> Activity: Scan the entries below and extract each line with the word "American" in it.

> Input for this task:

.....

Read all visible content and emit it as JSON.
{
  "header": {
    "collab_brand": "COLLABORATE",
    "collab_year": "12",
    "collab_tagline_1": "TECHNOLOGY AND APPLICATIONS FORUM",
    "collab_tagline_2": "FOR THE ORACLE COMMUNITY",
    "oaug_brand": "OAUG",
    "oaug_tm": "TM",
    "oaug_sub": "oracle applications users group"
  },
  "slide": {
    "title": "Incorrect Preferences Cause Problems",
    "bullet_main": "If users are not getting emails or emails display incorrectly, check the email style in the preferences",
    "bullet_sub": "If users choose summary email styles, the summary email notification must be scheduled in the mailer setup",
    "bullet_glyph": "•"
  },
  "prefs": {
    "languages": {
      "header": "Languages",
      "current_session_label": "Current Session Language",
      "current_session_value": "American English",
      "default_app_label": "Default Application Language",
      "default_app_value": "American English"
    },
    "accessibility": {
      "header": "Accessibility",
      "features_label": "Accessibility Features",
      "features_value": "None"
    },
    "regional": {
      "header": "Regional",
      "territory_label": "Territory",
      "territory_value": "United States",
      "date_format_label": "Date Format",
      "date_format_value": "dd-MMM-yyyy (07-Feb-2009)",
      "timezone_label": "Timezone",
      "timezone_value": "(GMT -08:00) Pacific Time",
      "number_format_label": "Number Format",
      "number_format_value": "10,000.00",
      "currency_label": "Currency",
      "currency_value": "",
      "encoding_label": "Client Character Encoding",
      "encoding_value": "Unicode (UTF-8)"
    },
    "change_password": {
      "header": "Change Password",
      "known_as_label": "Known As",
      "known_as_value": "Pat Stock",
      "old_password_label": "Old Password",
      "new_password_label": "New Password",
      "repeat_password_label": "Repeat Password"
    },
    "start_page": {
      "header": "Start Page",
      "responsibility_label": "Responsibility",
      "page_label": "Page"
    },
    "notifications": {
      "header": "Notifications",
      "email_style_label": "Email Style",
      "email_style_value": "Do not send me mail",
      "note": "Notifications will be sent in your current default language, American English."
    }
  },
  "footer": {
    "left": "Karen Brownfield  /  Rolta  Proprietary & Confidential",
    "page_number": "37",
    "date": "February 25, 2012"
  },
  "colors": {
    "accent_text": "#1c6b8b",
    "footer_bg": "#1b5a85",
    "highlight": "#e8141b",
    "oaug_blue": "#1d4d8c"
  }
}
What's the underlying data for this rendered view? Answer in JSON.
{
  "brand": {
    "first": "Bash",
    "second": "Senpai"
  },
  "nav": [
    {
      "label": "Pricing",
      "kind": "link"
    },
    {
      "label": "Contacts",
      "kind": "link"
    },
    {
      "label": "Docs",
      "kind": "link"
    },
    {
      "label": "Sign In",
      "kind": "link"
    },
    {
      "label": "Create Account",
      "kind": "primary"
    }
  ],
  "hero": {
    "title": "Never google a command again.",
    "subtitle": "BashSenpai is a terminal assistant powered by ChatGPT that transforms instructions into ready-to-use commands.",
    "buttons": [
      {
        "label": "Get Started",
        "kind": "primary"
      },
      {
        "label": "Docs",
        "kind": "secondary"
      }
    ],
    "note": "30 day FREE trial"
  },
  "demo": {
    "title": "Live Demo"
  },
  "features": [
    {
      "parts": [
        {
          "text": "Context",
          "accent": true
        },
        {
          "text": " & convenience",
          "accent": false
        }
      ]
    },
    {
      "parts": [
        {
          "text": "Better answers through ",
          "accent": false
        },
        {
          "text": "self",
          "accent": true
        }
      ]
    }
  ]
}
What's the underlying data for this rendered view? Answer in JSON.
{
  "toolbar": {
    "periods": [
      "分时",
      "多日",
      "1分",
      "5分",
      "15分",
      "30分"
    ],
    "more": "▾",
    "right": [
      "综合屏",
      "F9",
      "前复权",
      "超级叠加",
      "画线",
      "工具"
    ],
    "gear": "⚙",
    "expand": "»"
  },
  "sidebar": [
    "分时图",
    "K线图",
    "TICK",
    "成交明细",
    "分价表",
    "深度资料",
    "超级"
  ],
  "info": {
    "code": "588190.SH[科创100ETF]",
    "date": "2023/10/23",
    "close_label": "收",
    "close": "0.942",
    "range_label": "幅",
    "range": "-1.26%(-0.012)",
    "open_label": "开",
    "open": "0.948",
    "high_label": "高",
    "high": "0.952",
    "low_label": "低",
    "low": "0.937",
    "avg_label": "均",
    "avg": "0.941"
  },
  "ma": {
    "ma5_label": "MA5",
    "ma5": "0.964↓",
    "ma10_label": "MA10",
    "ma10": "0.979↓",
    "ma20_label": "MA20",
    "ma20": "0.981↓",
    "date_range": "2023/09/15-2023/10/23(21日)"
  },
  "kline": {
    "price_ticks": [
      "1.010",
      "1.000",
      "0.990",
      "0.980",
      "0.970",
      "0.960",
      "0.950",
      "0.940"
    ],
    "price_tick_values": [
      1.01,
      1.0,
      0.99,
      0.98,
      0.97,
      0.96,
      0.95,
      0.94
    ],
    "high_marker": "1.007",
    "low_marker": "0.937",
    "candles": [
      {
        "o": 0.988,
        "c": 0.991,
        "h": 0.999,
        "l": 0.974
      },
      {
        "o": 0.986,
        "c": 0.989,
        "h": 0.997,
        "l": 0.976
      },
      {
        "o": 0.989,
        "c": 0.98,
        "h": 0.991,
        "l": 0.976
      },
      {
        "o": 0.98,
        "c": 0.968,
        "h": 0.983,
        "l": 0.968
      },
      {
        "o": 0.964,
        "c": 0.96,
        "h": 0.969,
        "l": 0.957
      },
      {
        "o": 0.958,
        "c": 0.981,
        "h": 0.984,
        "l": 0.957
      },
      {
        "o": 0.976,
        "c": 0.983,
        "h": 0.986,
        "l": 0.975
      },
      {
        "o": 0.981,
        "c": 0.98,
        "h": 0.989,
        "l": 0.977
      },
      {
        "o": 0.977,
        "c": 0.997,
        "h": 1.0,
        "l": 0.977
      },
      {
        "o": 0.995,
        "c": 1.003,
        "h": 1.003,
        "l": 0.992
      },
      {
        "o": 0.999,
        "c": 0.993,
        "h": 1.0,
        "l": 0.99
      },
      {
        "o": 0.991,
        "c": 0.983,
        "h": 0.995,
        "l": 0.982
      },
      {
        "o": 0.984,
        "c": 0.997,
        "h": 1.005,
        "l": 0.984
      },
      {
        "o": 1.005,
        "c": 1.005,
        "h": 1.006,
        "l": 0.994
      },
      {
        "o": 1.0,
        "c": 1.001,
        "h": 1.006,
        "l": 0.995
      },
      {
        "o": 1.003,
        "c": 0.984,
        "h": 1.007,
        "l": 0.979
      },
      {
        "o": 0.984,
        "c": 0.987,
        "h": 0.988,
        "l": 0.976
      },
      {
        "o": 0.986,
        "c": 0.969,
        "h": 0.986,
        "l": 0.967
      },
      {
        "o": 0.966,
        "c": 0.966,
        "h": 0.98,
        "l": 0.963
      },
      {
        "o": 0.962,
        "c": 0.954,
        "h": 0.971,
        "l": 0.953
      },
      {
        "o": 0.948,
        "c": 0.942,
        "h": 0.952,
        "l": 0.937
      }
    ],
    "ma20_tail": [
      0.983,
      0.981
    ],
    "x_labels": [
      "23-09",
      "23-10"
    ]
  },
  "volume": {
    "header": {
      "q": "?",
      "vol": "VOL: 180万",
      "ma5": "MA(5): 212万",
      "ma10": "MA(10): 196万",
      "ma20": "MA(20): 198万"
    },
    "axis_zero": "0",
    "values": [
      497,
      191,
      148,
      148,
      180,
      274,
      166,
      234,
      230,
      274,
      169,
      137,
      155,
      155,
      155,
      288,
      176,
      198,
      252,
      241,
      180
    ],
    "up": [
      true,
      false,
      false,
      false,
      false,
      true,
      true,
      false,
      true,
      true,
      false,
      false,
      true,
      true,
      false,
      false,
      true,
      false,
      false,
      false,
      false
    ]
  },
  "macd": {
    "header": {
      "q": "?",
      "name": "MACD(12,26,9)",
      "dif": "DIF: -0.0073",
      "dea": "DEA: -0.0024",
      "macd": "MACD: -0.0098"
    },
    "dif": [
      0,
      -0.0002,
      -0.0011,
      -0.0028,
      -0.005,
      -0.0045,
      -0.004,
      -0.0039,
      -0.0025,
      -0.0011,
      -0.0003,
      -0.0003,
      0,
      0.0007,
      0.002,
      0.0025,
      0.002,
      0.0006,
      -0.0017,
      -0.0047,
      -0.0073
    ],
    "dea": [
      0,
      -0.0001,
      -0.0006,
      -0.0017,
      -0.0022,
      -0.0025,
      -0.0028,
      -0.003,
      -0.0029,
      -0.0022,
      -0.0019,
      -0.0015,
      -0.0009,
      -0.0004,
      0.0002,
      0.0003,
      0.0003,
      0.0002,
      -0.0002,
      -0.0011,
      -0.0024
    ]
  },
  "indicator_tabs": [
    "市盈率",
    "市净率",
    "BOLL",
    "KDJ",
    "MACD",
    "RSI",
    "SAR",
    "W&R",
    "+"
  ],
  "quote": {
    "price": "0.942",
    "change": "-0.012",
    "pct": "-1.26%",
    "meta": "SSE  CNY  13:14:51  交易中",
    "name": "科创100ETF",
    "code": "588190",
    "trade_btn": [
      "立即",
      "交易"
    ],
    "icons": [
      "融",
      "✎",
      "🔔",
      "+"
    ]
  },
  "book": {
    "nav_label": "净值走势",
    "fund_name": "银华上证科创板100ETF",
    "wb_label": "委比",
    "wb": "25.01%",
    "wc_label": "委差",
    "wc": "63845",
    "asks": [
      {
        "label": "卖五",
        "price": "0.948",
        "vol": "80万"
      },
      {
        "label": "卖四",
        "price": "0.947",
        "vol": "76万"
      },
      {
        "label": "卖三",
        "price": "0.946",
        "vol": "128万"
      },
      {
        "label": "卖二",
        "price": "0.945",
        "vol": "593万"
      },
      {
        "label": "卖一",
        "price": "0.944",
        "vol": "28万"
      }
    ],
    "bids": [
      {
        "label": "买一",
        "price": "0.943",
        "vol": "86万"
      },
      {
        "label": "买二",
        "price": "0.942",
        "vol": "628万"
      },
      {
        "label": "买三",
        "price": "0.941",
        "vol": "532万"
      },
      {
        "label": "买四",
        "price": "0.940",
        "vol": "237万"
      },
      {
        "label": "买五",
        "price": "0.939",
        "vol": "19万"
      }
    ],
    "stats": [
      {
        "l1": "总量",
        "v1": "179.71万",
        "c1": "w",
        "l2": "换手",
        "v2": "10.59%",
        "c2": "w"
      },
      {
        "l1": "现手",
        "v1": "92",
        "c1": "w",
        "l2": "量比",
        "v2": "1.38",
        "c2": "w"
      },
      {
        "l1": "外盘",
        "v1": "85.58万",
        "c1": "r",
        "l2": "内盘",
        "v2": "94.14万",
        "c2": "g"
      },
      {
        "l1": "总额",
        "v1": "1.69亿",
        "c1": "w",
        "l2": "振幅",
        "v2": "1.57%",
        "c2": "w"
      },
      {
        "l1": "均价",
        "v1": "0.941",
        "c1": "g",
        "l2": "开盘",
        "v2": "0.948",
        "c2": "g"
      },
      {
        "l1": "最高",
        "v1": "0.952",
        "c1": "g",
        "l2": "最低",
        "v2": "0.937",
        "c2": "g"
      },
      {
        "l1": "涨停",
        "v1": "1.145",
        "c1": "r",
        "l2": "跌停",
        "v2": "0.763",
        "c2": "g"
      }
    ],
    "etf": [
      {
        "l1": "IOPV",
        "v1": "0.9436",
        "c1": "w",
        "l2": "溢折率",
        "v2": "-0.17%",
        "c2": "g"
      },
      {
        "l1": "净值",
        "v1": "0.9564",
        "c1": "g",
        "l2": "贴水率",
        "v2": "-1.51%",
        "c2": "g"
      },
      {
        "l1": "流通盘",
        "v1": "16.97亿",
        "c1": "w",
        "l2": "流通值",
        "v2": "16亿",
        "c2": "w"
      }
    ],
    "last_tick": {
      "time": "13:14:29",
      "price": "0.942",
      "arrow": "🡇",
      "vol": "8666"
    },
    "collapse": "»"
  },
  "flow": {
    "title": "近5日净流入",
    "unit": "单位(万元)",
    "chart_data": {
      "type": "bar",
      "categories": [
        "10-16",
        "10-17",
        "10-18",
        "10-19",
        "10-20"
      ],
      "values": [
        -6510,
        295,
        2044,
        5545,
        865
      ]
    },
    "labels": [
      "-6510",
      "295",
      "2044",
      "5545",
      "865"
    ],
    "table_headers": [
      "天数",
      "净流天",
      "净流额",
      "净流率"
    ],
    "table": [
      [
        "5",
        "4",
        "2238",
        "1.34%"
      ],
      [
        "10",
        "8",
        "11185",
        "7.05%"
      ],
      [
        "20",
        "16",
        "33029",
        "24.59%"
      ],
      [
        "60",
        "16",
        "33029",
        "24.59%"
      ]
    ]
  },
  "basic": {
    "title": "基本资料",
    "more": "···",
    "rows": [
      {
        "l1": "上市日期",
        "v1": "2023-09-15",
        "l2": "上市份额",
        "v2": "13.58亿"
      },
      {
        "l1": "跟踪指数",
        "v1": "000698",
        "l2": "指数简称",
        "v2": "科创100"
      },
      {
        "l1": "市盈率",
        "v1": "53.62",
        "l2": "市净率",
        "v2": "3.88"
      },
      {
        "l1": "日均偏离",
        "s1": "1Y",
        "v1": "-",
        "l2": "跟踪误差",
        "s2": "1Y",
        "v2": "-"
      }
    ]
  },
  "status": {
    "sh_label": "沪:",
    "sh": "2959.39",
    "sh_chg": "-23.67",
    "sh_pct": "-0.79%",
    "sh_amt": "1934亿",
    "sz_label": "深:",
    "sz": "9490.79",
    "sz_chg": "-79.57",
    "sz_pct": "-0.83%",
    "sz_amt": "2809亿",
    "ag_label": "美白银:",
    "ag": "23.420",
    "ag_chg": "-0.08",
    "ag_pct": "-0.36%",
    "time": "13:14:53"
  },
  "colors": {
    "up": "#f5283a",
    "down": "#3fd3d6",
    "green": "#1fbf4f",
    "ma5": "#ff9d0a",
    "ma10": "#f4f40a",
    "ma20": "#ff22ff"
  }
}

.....

> Solved problem:
      "current_session_value": "American English",
      "default_app_value": "American English"
      "note": "Notifications will be sent in your current default language, American English."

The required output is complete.